The Independent on Sunday - 19 March 2000

- Visual Arts -
The Biennial of the Moving Image

VideoPositive - Liverpool

At the heart of Liverpool's biennial festival of video and electronic arts are just nine works, seven of which are on show at the Bluecoat and the Tate. Steve Bode, the show's curator, notes in the catalogue that almost all the work favours an 'intimacy and economy of execution..... of a central compelling idea'.

At the Bluecoat, two of the works are the community projects. Various women got together with Sonia Boyce to unearth the history of black British singers. On paper this reads like a celebration so how come the end result in the gallery is so dismal? It's boring visually and sounds as if the sampled material has been digitised to death. The second group project is an on-line environment installation, the idea being to get the residents of a Liverpool tower block involved with a community web site called 'Superchannel'. Of course, a project like this can be art, but it can also be patronising to both its subjects and visitors to the gallery, a thought that came to mind as the computer screen I was accessing showed a highly pixilated tea party in a tower-block flat.

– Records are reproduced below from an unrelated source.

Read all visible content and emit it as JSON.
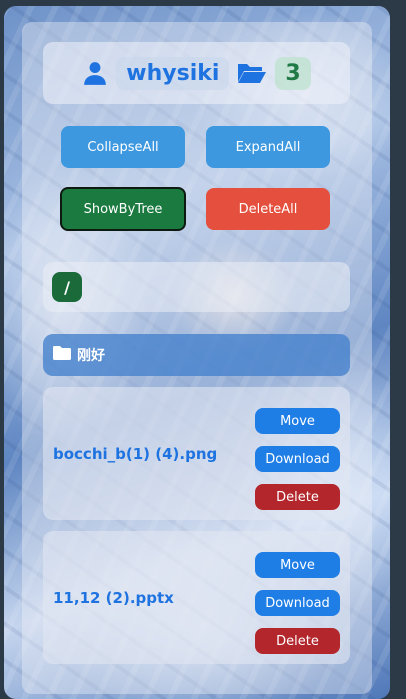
{
  "header": {
    "username": "whysiki",
    "file_count": "3",
    "user_icon": "user-icon",
    "folder_icon": "folder-open-icon"
  },
  "toolbar": {
    "collapse_all": "CollapseAll",
    "expand_all": "ExpandAll",
    "show_by_tree": "ShowByTree",
    "delete_all": "DeleteAll"
  },
  "path": {
    "current": "/"
  },
  "folder": {
    "name": "刚好",
    "icon": "folder-icon"
  },
  "files": [
    {
      "name": "bocchi_b(1) (4).png",
      "move_label": "Move",
      "download_label": "Download",
      "delete_label": "Delete"
    },
    {
      "name": "11,12 (2).pptx",
      "move_label": "Move",
      "download_label": "Download",
      "delete_label": "Delete"
    }
  ],
  "colors": {
    "accent": "#1e73e0",
    "danger": "#e4503d",
    "success": "#1a7a3f"
  }
}
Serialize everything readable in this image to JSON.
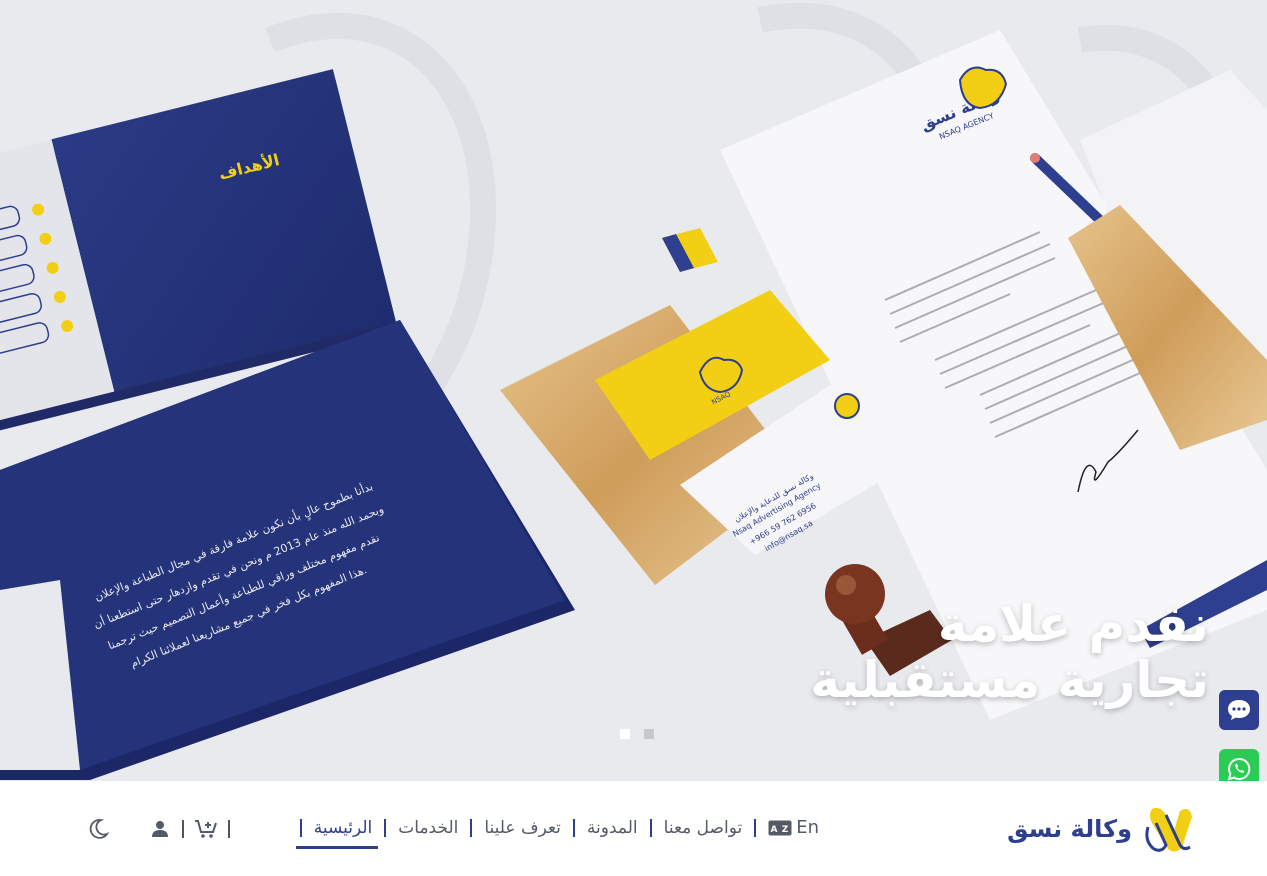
{
  "hero": {
    "headline_line1": "نقدم علامة",
    "headline_line2": "تجارية مستقبلية",
    "slides_count": 2,
    "active_slide": 1,
    "mockup": {
      "book_heading": "الأهداف",
      "book_paragraph": "بدأنا بطموح عالٍ بأن نكون علامة فارقة في مجال الطباعة والإعلان وبحمد الله منذ عام 2013 م ونحن في تقدم وازدهار حتى استطعنا أن نقدم مفهوم مختلف وراقي للطباعة وأعمال التصميم حيث ترجمنا هذا المفهوم بكل فخر في جميع مشاريعنا لعملائنا الكرام.",
      "letterhead_brand": "وكالة نسق",
      "letterhead_brand_en": "NSAQ AGENCY",
      "card_brand": "NSAQ",
      "card_name": "وكالة نسق للدعاية والإعلان",
      "card_name_en": "Nsaq Advertising Agency",
      "card_phone": "+966 59 762 6956",
      "card_email": "info@nsaq.sa"
    }
  },
  "floating": {
    "chat_icon": "chat-bubble-icon",
    "whatsapp_icon": "whatsapp-icon"
  },
  "nav": {
    "brand_name": "وكالة نسق",
    "items": [
      {
        "label": "الرئيسية",
        "active": true
      },
      {
        "label": "الخدمات",
        "active": false
      },
      {
        "label": "تعرف علينا",
        "active": false
      },
      {
        "label": "المدونة",
        "active": false
      },
      {
        "label": "تواصل معنا",
        "active": false
      }
    ],
    "lang_label": "En",
    "icons": [
      "translate-icon",
      "cart-icon",
      "user-icon",
      "moon-icon"
    ]
  },
  "colors": {
    "brand_blue": "#2e3f8f",
    "brand_yellow": "#f2cf14",
    "whatsapp_green": "#2bcb55"
  }
}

The other two works at the Bluecoat are sound-dominated. Ugo Rondinone's piece consists of two artificial trees separated by an internal wall and hung with mini-speakers from which the voices of two men emanate: ' I've got a broken heart man' comes from one tree; " Bullshit" from the other. The acoustics are good, and the piped music that fills the space adds to the melancholy atmosphere. A Beckett stage set is evoked: but the schmaltzy male exchange isn't quite that. The second sound ' piece' is a set of four web-based audio works which have been sub-curated by Micz Flor. There were technical problems with two of the works during my visit which Flor was going to put right from his computer in Berlin. In the meantime the two facilitators in the gallery struggled gamely to explain what was available to visitors and what wasn't, what people could and couldn't do with the resources. With patience and tolerance you could learn a lot about the sound possibilities of the internet from this work, but it's miles away from the 'simplicity, immediacy, arid clarity' that Steve Bode wanted for the show as a whole - the space was like a nursery class.

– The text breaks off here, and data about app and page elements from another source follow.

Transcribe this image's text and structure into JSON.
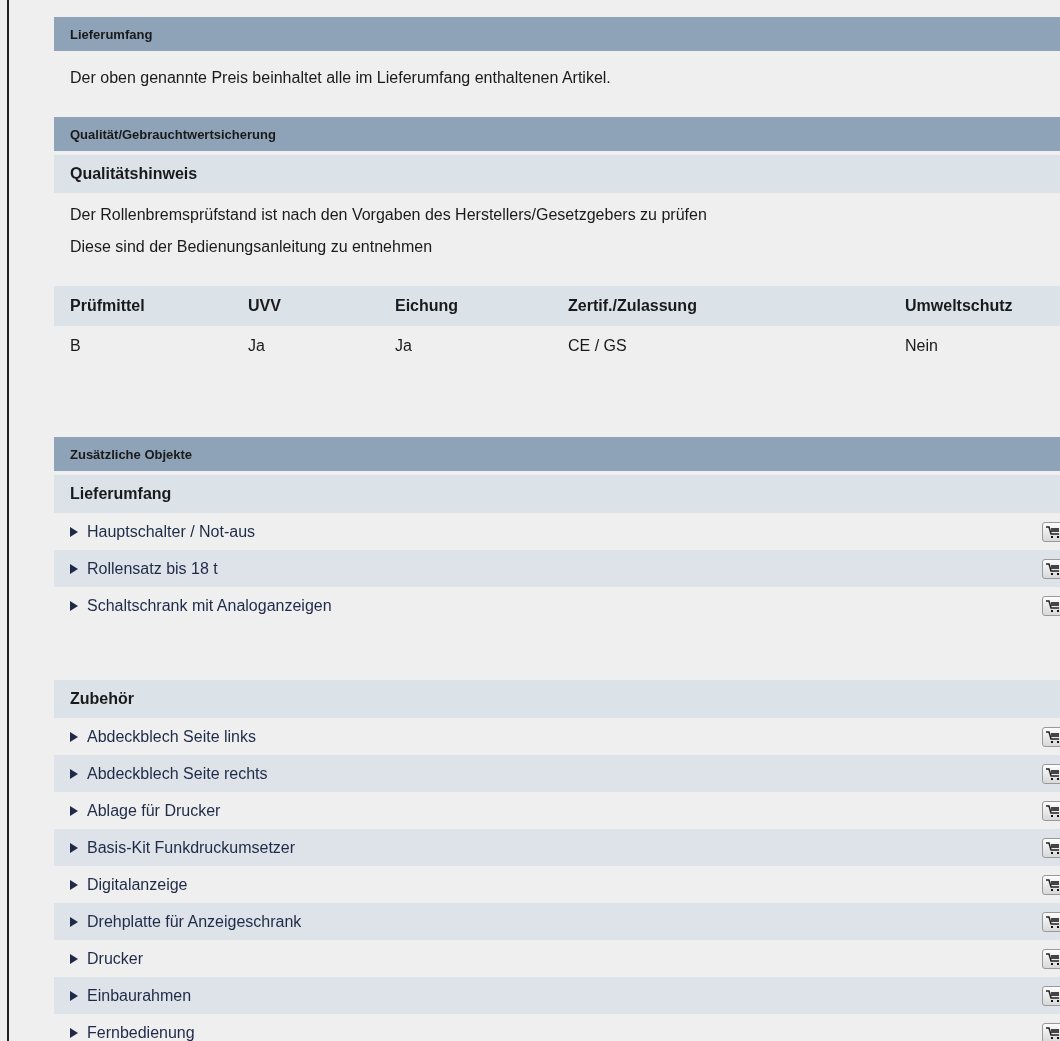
{
  "sections": [
    {
      "kind": "delivery",
      "title": "Lieferumfang",
      "text": "Der oben genannte Preis beinhaltet alle im Lieferumfang enthaltenen Artikel."
    },
    {
      "kind": "quality",
      "title": "Qualität/Gebrauchtwertsicherung",
      "subtitle": "Qualitätshinweis",
      "lines": [
        "Der Rollenbremsprüfstand ist nach den Vorgaben des Herstellers/Gesetzgebers zu prüfen",
        "Diese sind der Bedienungsanleitung zu entnehmen"
      ],
      "table": {
        "columns": [
          "Prüfmittel",
          "UVV",
          "Eichung",
          "Zertif./Zulassung",
          "Umweltschutz"
        ],
        "rows": [
          [
            "B",
            "Ja",
            "Ja",
            "CE / GS",
            "Nein"
          ]
        ]
      }
    },
    {
      "kind": "objects",
      "title": "Zusätzliche Objekte",
      "groups": [
        {
          "title": "Lieferumfang",
          "items": [
            "Hauptschalter / Not-aus",
            "Rollensatz bis 18 t",
            "Schaltschrank mit Analoganzeigen"
          ]
        },
        {
          "title": "Zubehör",
          "items": [
            "Abdeckblech Seite links",
            "Abdeckblech Seite rechts",
            "Ablage für Drucker",
            "Basis-Kit Funkdruckumsetzer",
            "Digitalanzeige",
            "Drehplatte für Anzeigeschrank",
            "Drucker",
            "Einbaurahmen",
            "Fernbedienung"
          ]
        }
      ]
    }
  ]
}
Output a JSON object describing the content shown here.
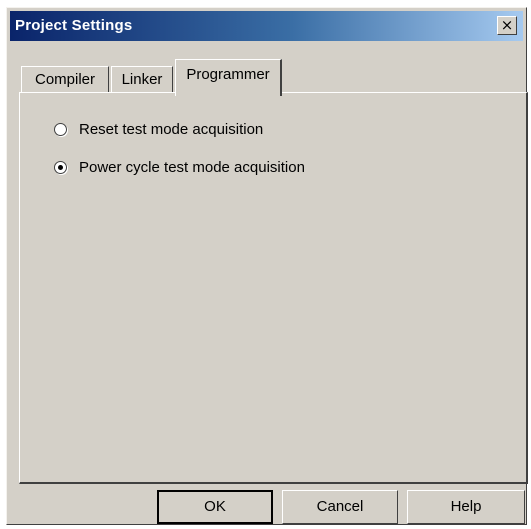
{
  "window": {
    "title": "Project Settings",
    "close_glyph": "×"
  },
  "tabs": [
    {
      "label": "Compiler",
      "active": false
    },
    {
      "label": "Linker",
      "active": false
    },
    {
      "label": "Programmer",
      "active": true
    }
  ],
  "options": [
    {
      "label": "Reset test mode acquisition",
      "selected": false
    },
    {
      "label": "Power cycle test mode acquisition",
      "selected": true
    }
  ],
  "buttons": {
    "ok": "OK",
    "cancel": "Cancel",
    "help": "Help"
  },
  "icons": {
    "close": "close-icon",
    "radio": "radio-icon"
  },
  "colors": {
    "titlebar_start": "#0a246a",
    "titlebar_end": "#a6caf0",
    "face": "#d4d0c8"
  }
}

There is much greater visual component to the three works at the Tate which are all video projections from DVD: there's also much greater harmony within each work and between the three. Monica Oechsler's video of a poker game is the most complicated and spectacular, though it's the other works that have an emotional impact. Dryden Goodwin's installation WAIT has a row of five small suspended screens on each of which a person is staring intently at something waiting for an event to take place. Anticipation, realisation and aftermath, all in slow motion. Not much is happening, you think, but when the face of a young woman waiting for a loved one at an airport suddenly radiates joy, it's more than enough.

Also moving is A K Dolven's LOOKING BACK, in which projections show the same view of a Norwegian landscape dominated by an extinct volcano. In slow motion, glancing behind them, single life-sized elderly women walk backwards in front of the mountain. The passions of their lives recollected in tranquillity? As I watched the mobile phone of a young woman sitting nearby suddenly started playing a silly tune, and - in embarrassment - she instantly left the old ladies for dead.

This show is curiously unbalanced in terms of quality between its two main venues, only occasionally succeeding in its laudable aim of using new media to express strong ideas succinctly.